We like to think of a university as a place where the students have freely chosen to participate in the process of enriching themselves as they see fit. If an institution of higher learning were to force such topics on its students, it will more than likely fail at preparing its students for success in the “real” world. This failure is already in full bloom for a wide variety of other reasons. Exacerbating it with mandated formula classes designed to generate revenue, keep professors employed, or cater to an unprepared pool of college students is unwise.
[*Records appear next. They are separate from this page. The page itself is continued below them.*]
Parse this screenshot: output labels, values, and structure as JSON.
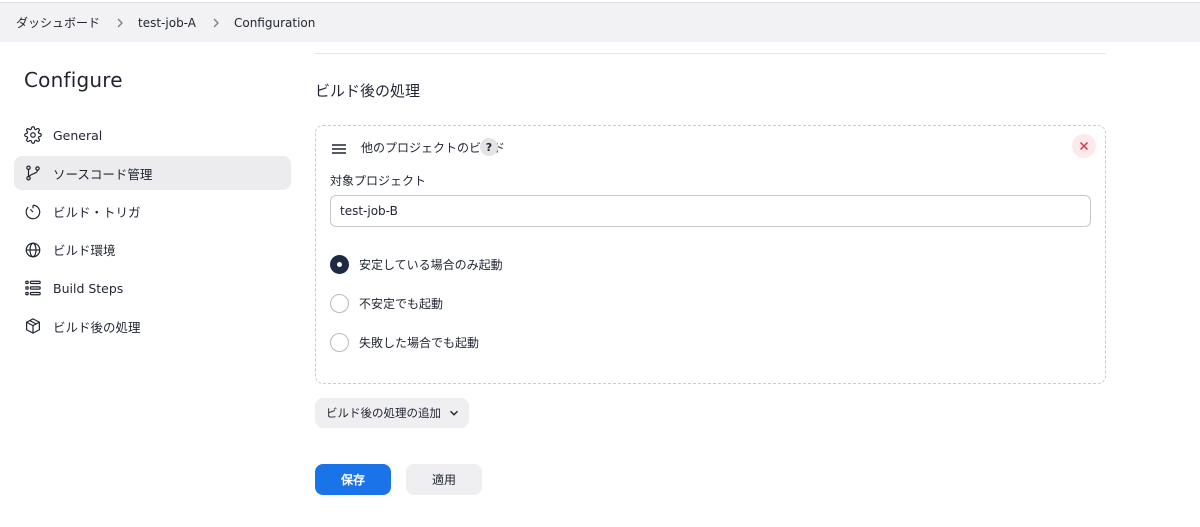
{
  "breadcrumb": {
    "items": [
      "ダッシュボード",
      "test-job-A",
      "Configuration"
    ]
  },
  "sidebar": {
    "title": "Configure",
    "items": [
      {
        "label": "General",
        "icon": "gear-icon",
        "active": false
      },
      {
        "label": "ソースコード管理",
        "icon": "branch-icon",
        "active": true
      },
      {
        "label": "ビルド・トリガ",
        "icon": "timer-icon",
        "active": false
      },
      {
        "label": "ビルド環境",
        "icon": "globe-icon",
        "active": false
      },
      {
        "label": "Build Steps",
        "icon": "list-icon",
        "active": false
      },
      {
        "label": "ビルド後の処理",
        "icon": "package-icon",
        "active": false
      }
    ]
  },
  "main": {
    "section_title": "ビルド後の処理",
    "card": {
      "title": "他のプロジェクトのビルド",
      "help_label": "?",
      "field_label": "対象プロジェクト",
      "project_value": "test-job-B",
      "radio_options": [
        {
          "label": "安定している場合のみ起動",
          "checked": true
        },
        {
          "label": "不安定でも起動",
          "checked": false
        },
        {
          "label": "失敗した場合でも起動",
          "checked": false
        }
      ]
    },
    "add_button_label": "ビルド後の処理の追加",
    "save_label": "保存",
    "apply_label": "適用"
  },
  "colors": {
    "primary": "#1a73e8",
    "radio_checked": "#1e2a44",
    "close_icon": "#d93848",
    "active_item_bg": "#ececee"
  }
}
After all, how far can a student expect to get in life with a degree in “Racial Heteronormativity,” even with the minor in “Neo-Nihilism”? The plethora of exceedingly silly four year college degrees put forward by long established institutions of higher education are a clear indication of those institution’s utter inability to determine degree-to-viable-career relevancy for students.

Speaking as a consumer of online programs, it is my belief they should focus on providing the highest quality educational experience in the subject areas demanded by their customers (the students.) There will always be interest in the types of subjects offered in the domain of broad based liberal arts, even if at present it seems to be a diminishing interest. But the world is changing such that the surviving institutions brokering degrees in higher education will have achieved their longevity by providing products in accordance with the prevailing demands. And it may be, at some future point, the broad based liberal arts will be in greatest demand.

Speaking as a person who did get a degree in chemistry with a goal of being a chemist (and was for a short time) but didn’t end up being a college professor, had I been forced to take classes as an undergraduate in special education or juvenile delinquency, they would have remained, after all these years, categorized as wasted time and money. But lets say for the purposes of this discussion they would have been relevant later in life. The information I learned 20 years prior in two such dynamic fields would have been so dated as to be largely irrelevant.

A valuable lesson learned early by competent software engineers and developers  is to refrain from building functionality into software that has not been demonstrated as needed by the customer, even though it might be “cool” to have or a reasonable person might speculate such capabilities might be needed. Odds are stacked such that, no matter how “cool”, the feature will not be needed or even desired. (Anybody here remember “Clippy” the friendly little helper in Microsoft Word? I rest my case.)

The same principle should be applied to education at the college level. It is presumptuous in the extreme for a college to assume what students might need later in life. Who among us has not diverged considerably from the plans we had early in life? It’s not just career changes that effect what’s relevant. It’s everything else – marriage, children, travel, personal triumphs and tragedies – that alters what we consider important and interesting. When I was an undergraduate, the very idea of making a living from writing software was almost laughable. But years later, the PC had become a commodity and I made a very good living writing and designing software solutions.

With respect to knowledge and expertise, the vast majority of what I needed and used to succeed was acquired outside of public education and college. They were busy telling me what to think when what I need to succeed were skills for how to think. Every successful person I can think of learned this outside the confines of structured educational programs.